报告简介:

Since their discovery, porous Metal-Organic Frameworks (MOFs) were investigated for many potential applications in various domains like catalysis, gas storage, optics or medicine… Few years ago, nuclear energy technology remained still one of the last important industries without connexion with the MOFs field and not taking advantage of their original chemistry and their large porosity. In our laboratory, we are developing different approaches involving MOFs in order two fill this gap. This communication will be devoted to the use of MOF for the capture of radionuclides in the case of a nuclear accident.

Prototypical MOFs (MIL-n, UiO-66, ZIF-8…) were used for the capture of radioactive molecules generated during a nuclear accident like iodine derivatives (I2, CH3I), actinides (U, Th) or gaseous ruthenium (RuO4). In each case, the MOF compounds exhibit very high sorption capacities, modulated by the size of the pores and the functionalization of the framework.

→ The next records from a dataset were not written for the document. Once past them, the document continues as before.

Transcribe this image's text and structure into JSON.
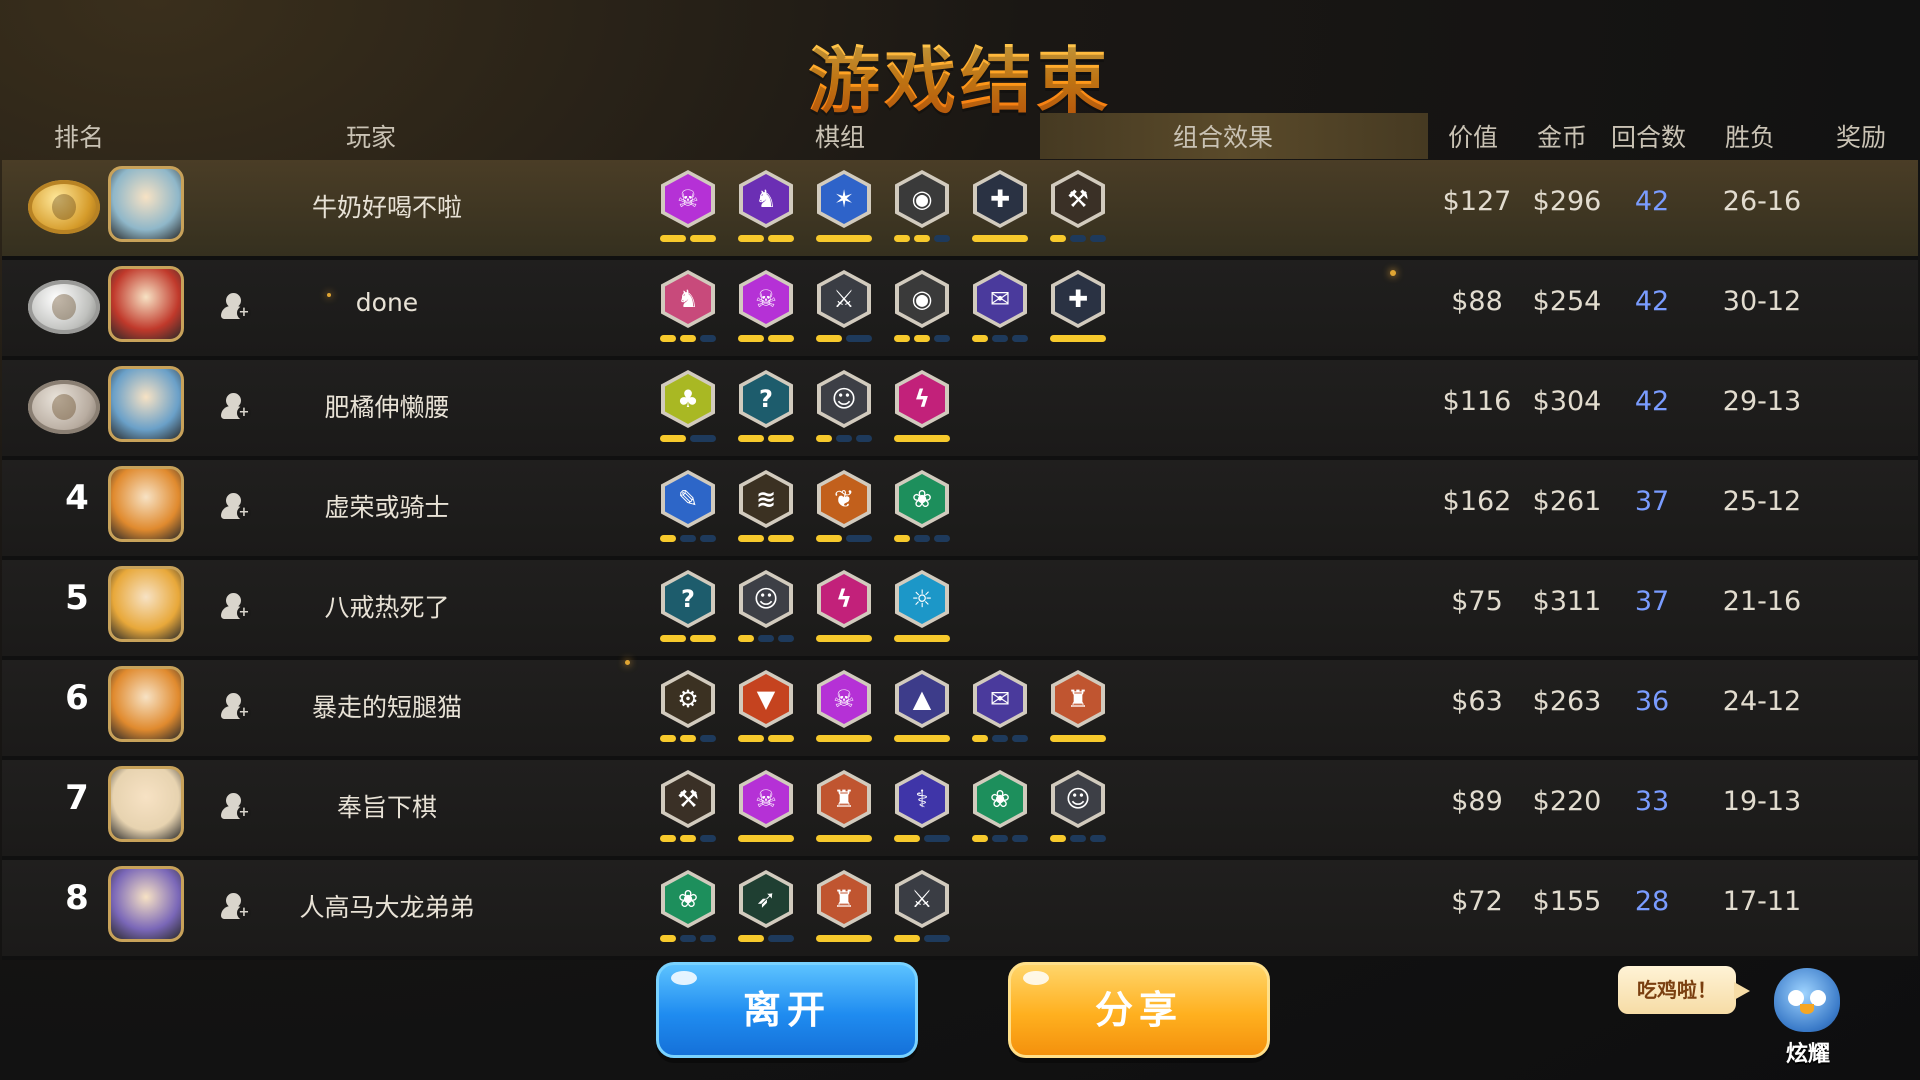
{
  "title": "游戏结束",
  "headers": {
    "rank": "排名",
    "player": "玩家",
    "lineup": "棋组",
    "synergy": "组合效果",
    "value": "价值",
    "gold": "金币",
    "rounds": "回合数",
    "record": "胜负",
    "reward": "奖励"
  },
  "rows": [
    {
      "rank": "1",
      "medal": "gold",
      "name": "牛奶好喝不啦",
      "value": "$127",
      "gold": "$296",
      "rounds": "42",
      "record": "26-16",
      "add_friend": false,
      "traits": [
        {
          "icon": "demon-icon",
          "color": "#b531d6",
          "level": 2,
          "max": 2
        },
        {
          "icon": "hunter-icon",
          "color": "#6b2fb4",
          "level": 2,
          "max": 2
        },
        {
          "icon": "storm-icon",
          "color": "#2e63c9",
          "level": 1,
          "max": 1
        },
        {
          "icon": "beast-icon",
          "color": "#3a3a3a",
          "level": 2,
          "max": 3
        },
        {
          "icon": "cross-icon",
          "color": "#2a3243",
          "level": 1,
          "max": 1
        },
        {
          "icon": "axe-icon",
          "color": "#3a3026",
          "level": 1,
          "max": 3
        }
      ]
    },
    {
      "rank": "2",
      "medal": "silver",
      "name": "done",
      "value": "$88",
      "gold": "$254",
      "rounds": "42",
      "record": "30-12",
      "add_friend": true,
      "traits": [
        {
          "icon": "knight-icon",
          "color": "#c84a7b",
          "level": 2,
          "max": 3
        },
        {
          "icon": "demon-icon",
          "color": "#b531d6",
          "level": 2,
          "max": 2
        },
        {
          "icon": "warrior-icon",
          "color": "#3a3d44",
          "level": 1,
          "max": 2
        },
        {
          "icon": "beast-icon",
          "color": "#3a3a3a",
          "level": 2,
          "max": 3
        },
        {
          "icon": "mage-book-icon",
          "color": "#4a3a9c",
          "level": 1,
          "max": 3
        },
        {
          "icon": "cross-icon",
          "color": "#2a3243",
          "level": 1,
          "max": 1
        }
      ]
    },
    {
      "rank": "3",
      "medal": "bronze",
      "name": "肥橘伸懒腰",
      "value": "$116",
      "gold": "$304",
      "rounds": "42",
      "record": "29-13",
      "add_friend": true,
      "traits": [
        {
          "icon": "troll-icon",
          "color": "#a9b823",
          "level": 1,
          "max": 2
        },
        {
          "icon": "assassin-icon",
          "color": "#1d5c6c",
          "level": 2,
          "max": 2
        },
        {
          "icon": "human-icon",
          "color": "#3d3f46",
          "level": 1,
          "max": 3
        },
        {
          "icon": "dragon-icon",
          "color": "#c2217a",
          "level": 1,
          "max": 1
        }
      ]
    },
    {
      "rank": "4",
      "medal": "",
      "name": "虚荣或骑士",
      "value": "$162",
      "gold": "$261",
      "rounds": "37",
      "record": "25-12",
      "add_friend": true,
      "traits": [
        {
          "icon": "feather-icon",
          "color": "#2d66c8",
          "level": 1,
          "max": 3
        },
        {
          "icon": "claw-icon",
          "color": "#3b3122",
          "level": 2,
          "max": 2
        },
        {
          "icon": "leaf-icon",
          "color": "#c2601c",
          "level": 1,
          "max": 2
        },
        {
          "icon": "paw-icon",
          "color": "#1d8f5c",
          "level": 1,
          "max": 3
        }
      ]
    },
    {
      "rank": "5",
      "medal": "",
      "name": "八戒热死了",
      "value": "$75",
      "gold": "$311",
      "rounds": "37",
      "record": "21-16",
      "add_friend": true,
      "traits": [
        {
          "icon": "assassin-icon",
          "color": "#1d5c6c",
          "level": 2,
          "max": 2
        },
        {
          "icon": "human-icon",
          "color": "#3d3f46",
          "level": 1,
          "max": 3
        },
        {
          "icon": "dragon-icon",
          "color": "#c2217a",
          "level": 1,
          "max": 1
        },
        {
          "icon": "elemental-icon",
          "color": "#1c97c8",
          "level": 1,
          "max": 1
        }
      ]
    },
    {
      "rank": "6",
      "medal": "",
      "name": "暴走的短腿猫",
      "value": "$63",
      "gold": "$263",
      "rounds": "36",
      "record": "24-12",
      "add_friend": true,
      "traits": [
        {
          "icon": "gear-icon",
          "color": "#3b3122",
          "level": 2,
          "max": 3
        },
        {
          "icon": "goblin-icon",
          "color": "#c5431f",
          "level": 2,
          "max": 2
        },
        {
          "icon": "demon-icon",
          "color": "#b531d6",
          "level": 1,
          "max": 1
        },
        {
          "icon": "witch-hat-icon",
          "color": "#3d3c8a",
          "level": 1,
          "max": 1
        },
        {
          "icon": "mage-book-icon",
          "color": "#4a3a9c",
          "level": 1,
          "max": 3
        },
        {
          "icon": "viking-icon",
          "color": "#c05530",
          "level": 1,
          "max": 1
        }
      ]
    },
    {
      "rank": "7",
      "medal": "",
      "name": "奉旨下棋",
      "value": "$89",
      "gold": "$220",
      "rounds": "33",
      "record": "19-13",
      "add_friend": true,
      "traits": [
        {
          "icon": "axe-icon",
          "color": "#3a3026",
          "level": 2,
          "max": 3
        },
        {
          "icon": "demon-icon",
          "color": "#b531d6",
          "level": 1,
          "max": 1
        },
        {
          "icon": "viking-icon",
          "color": "#c05530",
          "level": 1,
          "max": 1
        },
        {
          "icon": "fish-bone-icon",
          "color": "#3f35a8",
          "level": 1,
          "max": 2
        },
        {
          "icon": "paw-icon",
          "color": "#1d8f5c",
          "level": 1,
          "max": 3
        },
        {
          "icon": "human-icon",
          "color": "#3d3f46",
          "level": 1,
          "max": 3
        }
      ]
    },
    {
      "rank": "8",
      "medal": "",
      "name": "人高马大龙弟弟",
      "value": "$72",
      "gold": "$155",
      "rounds": "28",
      "record": "17-11",
      "add_friend": true,
      "traits": [
        {
          "icon": "paw-icon",
          "color": "#1d8f5c",
          "level": 1,
          "max": 3
        },
        {
          "icon": "bow-icon",
          "color": "#1f3f32",
          "level": 1,
          "max": 2
        },
        {
          "icon": "viking-icon",
          "color": "#c05530",
          "level": 1,
          "max": 1
        },
        {
          "icon": "warrior-icon",
          "color": "#3a3d44",
          "level": 1,
          "max": 2
        }
      ]
    }
  ],
  "buttons": {
    "leave": "离开",
    "share": "分享"
  },
  "brag": {
    "bubble": "吃鸡啦！",
    "label": "炫耀"
  }
}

The resistance of MOFs under drastic conditions (gamma ray irradiation, water, high temperature) will be also discussed. One of the most impressive result was the stability of aluminium based MOFs for an irradiation dose of 2 MGy, comparable to at least 8 days under strong radioactive conditions occurring in a nuclear accident.Furthermore, it is widely admitted that MOFs are water sensitive and that high temperatures accelerate the hydrolysis phenomena and the collapse of the porous network. We have investigated the resistance of the prototypical HKUST-1 MOF under steam flow at temperatures ranging from RT to 200 °C. Surprisingly, the porous framework is not degraded at 200 °C, whereas temperatures close to 100 °C lead to the total destruction of the MOF.